For example, it is debatable whether a new legally binding agreement is necessary to address global cybersecurity challenges. Indeed, both private industry and Member States have made proposals for a new convention. A future convention may ultimately be useful. After all, a comprehensive cyber convention could serve as an important source of international law and provide greater legal clarity for Member States.
Nevertheless, Member States and stakeholders must first prioritize the domestic implementation of norms before turning to longer-term international agreements.
The unique and evolving challenges of the ICT environment suggest this approach. Of course, a new cyber convention would not be the first of its kind. The Convention on Cybercrime of the Council of Europe Budapest Convention , for instance, has been signed and ratified by dozens of States. The Budapest Convention—the only modern agreement of its kind—has been a success, but as technology evolves, the agreement has required consistent upkeep.

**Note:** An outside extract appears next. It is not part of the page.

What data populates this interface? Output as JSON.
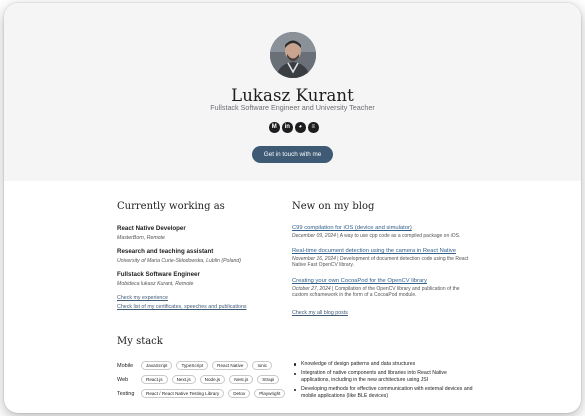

To address these changes, negotiations for a Second Additional Protocol to the nearly twenty-year-old Budapest Convention are currently underway. A similar fate would likely befall any new cyber convention, despite its positive merits.
Even if the process began for a new cyber convention, it should not distract from the implementation of previously agreed-upon cyber norms. After all, through negotiation and consistent developments in ICTs, a new cyber convention has the potential to be both over- and under-inclusive. It could instill legally binding restrictions that could unintentionally limit ICT advancement and fail to address every category of agreed-upon norms, resulting in the unfortunate prioritization of some norms over others.
Further, the strength of many conventions—like the Budapest Convention—is their ability to serve as guides for Member States to craft domestic legislation and policies that are more uniform and helpful across the globe. The implementation of norms asserted in the GGE report already serves this purpose.
This implementation can in part be guided by current international law. Nevertheless, it is disputed whether certain aspects of international law, including international humanitarian law IHL , apply in cyberspace. We believe IHL does apply and are not persuaded that IHL would invite greater conflict and eager military retaliation for cyber mischief. These debates, however, can remain separate from the ultimate OEWG report, which should prioritize the pragmatic implementation of existing, agreed-upon norms.
We thank the United Nations for hosting this important and timely discussion. We hope that our contributions helpfully inform the evolving conversation on security of the global cyber network.
If any stakeholder or Member State has questions or comments, please do not hesitate to reach out to our team at the R Street Institute. Anthony Marcum Fellow, Governance [email protected]. Dec 3, Download PDF. Therefore, we propose the following implementation strategies of previously agreed-upon norms that any Member States may adopt: States should agree not to force ICT companies to include backdoors in ICT devices and avoid other systematic government interventions in the ICT supply chain.
States should also publicly condemn any government-sponsored or -approved activities that intentionally violate supply chain integrity. States should pass domestic laws and international treaties that make it easier for companies to reveal discovered vulnerabilities and share information about potential risks. States should promote risk management practices among industry stakeholders within their own borders.